● **What the task requires**: Can the data below be echoed back word for word?

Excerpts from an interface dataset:
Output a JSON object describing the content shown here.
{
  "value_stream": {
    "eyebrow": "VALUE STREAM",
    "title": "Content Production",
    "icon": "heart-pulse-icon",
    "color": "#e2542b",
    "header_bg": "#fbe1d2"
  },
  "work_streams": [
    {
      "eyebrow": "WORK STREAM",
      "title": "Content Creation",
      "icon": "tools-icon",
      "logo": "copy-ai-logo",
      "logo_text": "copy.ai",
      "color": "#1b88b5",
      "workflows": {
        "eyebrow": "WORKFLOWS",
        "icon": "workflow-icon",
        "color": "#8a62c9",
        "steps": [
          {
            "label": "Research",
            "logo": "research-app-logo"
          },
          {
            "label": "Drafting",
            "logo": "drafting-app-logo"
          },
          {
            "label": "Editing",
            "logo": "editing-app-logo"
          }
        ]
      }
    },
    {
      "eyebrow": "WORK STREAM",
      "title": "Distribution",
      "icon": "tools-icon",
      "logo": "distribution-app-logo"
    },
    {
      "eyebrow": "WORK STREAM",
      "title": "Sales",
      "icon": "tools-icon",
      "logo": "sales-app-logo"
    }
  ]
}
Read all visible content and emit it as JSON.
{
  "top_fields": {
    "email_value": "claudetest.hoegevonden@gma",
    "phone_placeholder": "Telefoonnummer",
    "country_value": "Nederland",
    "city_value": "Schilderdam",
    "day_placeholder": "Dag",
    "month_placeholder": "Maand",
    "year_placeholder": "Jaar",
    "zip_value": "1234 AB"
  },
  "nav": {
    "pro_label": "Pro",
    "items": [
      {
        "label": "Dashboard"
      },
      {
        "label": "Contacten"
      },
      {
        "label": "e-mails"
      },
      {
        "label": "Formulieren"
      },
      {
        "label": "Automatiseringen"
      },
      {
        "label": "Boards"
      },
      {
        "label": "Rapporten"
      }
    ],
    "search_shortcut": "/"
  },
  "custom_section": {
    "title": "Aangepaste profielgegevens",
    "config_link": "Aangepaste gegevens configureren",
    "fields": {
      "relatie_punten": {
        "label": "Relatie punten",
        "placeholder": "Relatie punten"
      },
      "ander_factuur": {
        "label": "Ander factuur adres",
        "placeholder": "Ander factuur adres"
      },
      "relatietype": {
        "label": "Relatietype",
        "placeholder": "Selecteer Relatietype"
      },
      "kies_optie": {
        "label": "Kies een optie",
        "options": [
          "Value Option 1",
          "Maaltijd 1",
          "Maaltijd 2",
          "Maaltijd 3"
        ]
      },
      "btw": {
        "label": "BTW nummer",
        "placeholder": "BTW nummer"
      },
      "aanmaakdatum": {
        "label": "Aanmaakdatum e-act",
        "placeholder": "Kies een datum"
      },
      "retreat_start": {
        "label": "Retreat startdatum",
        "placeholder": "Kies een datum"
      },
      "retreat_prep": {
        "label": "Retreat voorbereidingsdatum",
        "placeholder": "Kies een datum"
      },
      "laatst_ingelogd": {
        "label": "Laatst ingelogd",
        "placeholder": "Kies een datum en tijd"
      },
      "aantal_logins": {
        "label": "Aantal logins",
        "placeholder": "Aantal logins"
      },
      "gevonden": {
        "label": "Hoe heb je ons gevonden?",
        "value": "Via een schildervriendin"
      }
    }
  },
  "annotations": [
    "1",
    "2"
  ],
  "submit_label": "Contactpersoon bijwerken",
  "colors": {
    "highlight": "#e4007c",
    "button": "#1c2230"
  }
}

● **Task solution**:
Output a JSON object describing the content shown here.
{
  "value_stream": {
    "eyebrow": "VALUE STREAM",
    "title": "Content Production",
    "icon": "heart-pulse-icon",
    "color": "#e2542b",
    "header_bg": "#fbe1d2"
  },
  "work_streams": [
    {
      "eyebrow": "WORK STREAM",
      "title": "Content Creation",
      "icon": "tools-icon",
      "logo": "copy-ai-logo",
      "logo_text": "copy.ai",
      "color": "#1b88b5",
      "workflows": {
        "eyebrow": "WORKFLOWS",
        "icon": "workflow-icon",
        "color": "#8a62c9",
        "steps": [
          {
            "label": "Research",
            "logo": "research-app-logo"
          },
          {
            "label": "Drafting",
            "logo": "drafting-app-logo"
          },
          {
            "label": "Editing",
            "logo": "editing-app-logo"
          }
        ]
      }
    },
    {
      "eyebrow": "WORK STREAM",
      "title": "Distribution",
      "icon": "tools-icon",
      "logo": "distribution-app-logo"
    },
    {
      "eyebrow": "WORK STREAM",
      "title": "Sales",
      "icon": "tools-icon",
      "logo": "sales-app-logo"
    }
  ]
}
Read all visible content and emit it as JSON.
{
  "top_fields": {
    "email_value": "claudetest.hoegevonden@gma",
    "phone_placeholder": "Telefoonnummer",
    "country_value": "Nederland",
    "city_value": "Schilderdam",
    "day_placeholder": "Dag",
    "month_placeholder": "Maand",
    "year_placeholder": "Jaar",
    "zip_value": "1234 AB"
  },
  "nav": {
    "pro_label": "Pro",
    "items": [
      {
        "label": "Dashboard"
      },
      {
        "label": "Contacten"
      },
      {
        "label": "e-mails"
      },
      {
        "label": "Formulieren"
      },
      {
        "label": "Automatiseringen"
      },
      {
        "label": "Boards"
      },
      {
        "label": "Rapporten"
      }
    ],
    "search_shortcut": "/"
  },
  "custom_section": {
    "title": "Aangepaste profielgegevens",
    "config_link": "Aangepaste gegevens configureren",
    "fields": {
      "relatie_punten": {
        "label": "Relatie punten",
        "placeholder": "Relatie punten"
      },
      "ander_factuur": {
        "label": "Ander factuur adres",
        "placeholder": "Ander factuur adres"
      },
      "relatietype": {
        "label": "Relatietype",
        "placeholder": "Selecteer Relatietype"
      },
      "kies_optie": {
        "label": "Kies een optie",
        "options": [
          "Value Option 1",
          "Maaltijd 1",
          "Maaltijd 2",
          "Maaltijd 3"
        ]
      },
      "btw": {
        "label": "BTW nummer",
        "placeholder": "BTW nummer"
      },
      "aanmaakdatum": {
        "label": "Aanmaakdatum e-act",
        "placeholder": "Kies een datum"
      },
      "retreat_start": {
        "label": "Retreat startdatum",
        "placeholder": "Kies een datum"
      },
      "retreat_prep": {
        "label": "Retreat voorbereidingsdatum",
        "placeholder": "Kies een datum"
      },
      "laatst_ingelogd": {
        "label": "Laatst ingelogd",
        "placeholder": "Kies een datum en tijd"
      },
      "aantal_logins": {
        "label": "Aantal logins",
        "placeholder": "Aantal logins"
      },
      "gevonden": {
        "label": "Hoe heb je ons gevonden?",
        "value": "Via een schildervriendin"
      }
    }
  },
  "annotations": [
    "1",
    "2"
  ],
  "submit_label": "Contactpersoon bijwerken",
  "colors": {
    "highlight": "#e4007c",
    "button": "#1c2230"
  }
}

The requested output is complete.